Description of the task
Figure out how many lines in these records contain "Google". Only the number belongs in the reply.

Data for this exercise
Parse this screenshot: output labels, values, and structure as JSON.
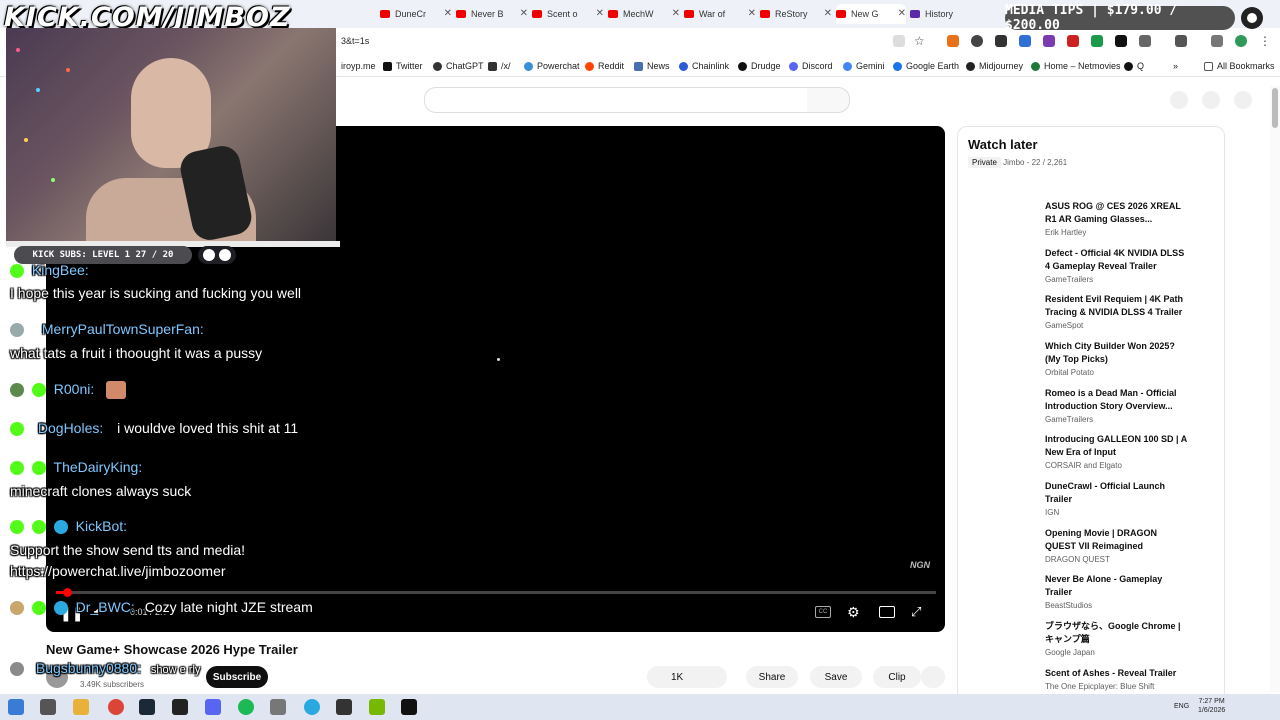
{
  "browser": {
    "tabs": [
      {
        "label": "DuneCr"
      },
      {
        "label": "Never B"
      },
      {
        "label": "Scent o"
      },
      {
        "label": "MechW"
      },
      {
        "label": "War of"
      },
      {
        "label": "ReStory"
      },
      {
        "label": "New G",
        "active": true
      },
      {
        "label": "History"
      }
    ],
    "url": "3&t=1s",
    "bookmarks": [
      "iroyp.me",
      "Twitter",
      "ChatGPT",
      "/x/",
      "Powerchat",
      "Reddit",
      "News",
      "Chainlink",
      "Drudge",
      "Discord",
      "Gemini",
      "Google Earth",
      "Midjourney",
      "Home – Netmovies",
      "Q"
    ],
    "all_bookmarks": "All Bookmarks",
    "more_bookmarks": "»"
  },
  "player": {
    "time": "0:01 / 2:?",
    "watermark": "NGN",
    "progress_fraction": 0.01
  },
  "video": {
    "title": "New Game+ Showcase 2026 Hype Trailer",
    "subscribers": "3.49K subscribers",
    "subscribe": "Subscribe",
    "likes": "1K",
    "share": "Share",
    "save": "Save",
    "clip": "Clip"
  },
  "playlist": {
    "title": "Watch later",
    "privacy": "Private",
    "meta": "Jimbo - 22 / 2,261",
    "items": [
      {
        "title": "ASUS ROG @ CES 2026 XREAL R1 AR Gaming Glasses...",
        "channel": "Erik Hartley"
      },
      {
        "title": "Defect - Official 4K NVIDIA DLSS 4 Gameplay Reveal Trailer",
        "channel": "GameTrailers"
      },
      {
        "title": "Resident Evil Requiem | 4K Path Tracing & NVIDIA DLSS 4 Trailer",
        "channel": "GameSpot"
      },
      {
        "title": "Which City Builder Won 2025? (My Top Picks)",
        "channel": "Orbital Potato"
      },
      {
        "title": "Romeo is a Dead Man - Official Introduction Story Overview...",
        "channel": "GameTrailers"
      },
      {
        "title": "Introducing GALLEON 100 SD | A New Era of Input",
        "channel": "CORSAIR and Elgato"
      },
      {
        "title": "DuneCrawl - Official Launch Trailer",
        "channel": "IGN"
      },
      {
        "title": "Opening Movie | DRAGON QUEST VII Reimagined",
        "channel": "DRAGON QUEST"
      },
      {
        "title": "Never Be Alone - Gameplay Trailer",
        "channel": "BeastStudios"
      },
      {
        "title": "ブラウザなら、Google Chrome | キャンプ篇",
        "channel": "Google Japan"
      },
      {
        "title": "Scent of Ashes - Reveal Trailer",
        "channel": "The One Epicplayer: Blue Shift"
      }
    ]
  },
  "overlay": {
    "logo": "KICK.COM/JIMBOZ",
    "sub_goal": "KICK SUBS: LEVEL 1 27 / 20",
    "media_tips": "MEDIA TIPS | $179.00 / $200.00",
    "chat": [
      {
        "name": "KingBee:",
        "message": "I hope this year is sucking and fucking you well",
        "name_color": "#53fc18"
      },
      {
        "name": "MerryPaulTownSuperFan:",
        "message": "what tats a fruit i thoought it was a pussy",
        "name_color": "#7ec8ff"
      },
      {
        "name": "R00ni:",
        "message": "",
        "name_color": "#7ec8ff"
      },
      {
        "name": "DogHoles:",
        "message": "i wouldve loved this shit at 11",
        "name_color": "#7ec8ff"
      },
      {
        "name": "TheDairyKing:",
        "message": "minecraft clones always suck",
        "name_color": "#7ec8ff"
      },
      {
        "name": "KickBot:",
        "message": "Support the show send tts and media!",
        "message2": "https://powerchat.live/jimbozoomer",
        "name_color": "#7ec8ff"
      },
      {
        "name": "Dr_BWC:",
        "message": "Cozy late night JZE stream",
        "name_color": "#7ec8ff"
      },
      {
        "name": "Bugsbunny0880:",
        "message": "show e rly",
        "name_color": "#7ec8ff"
      }
    ]
  },
  "taskbar": {
    "lang": "ENG",
    "time": "7:27 PM",
    "date": "1/6/2026"
  }
}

Task result
3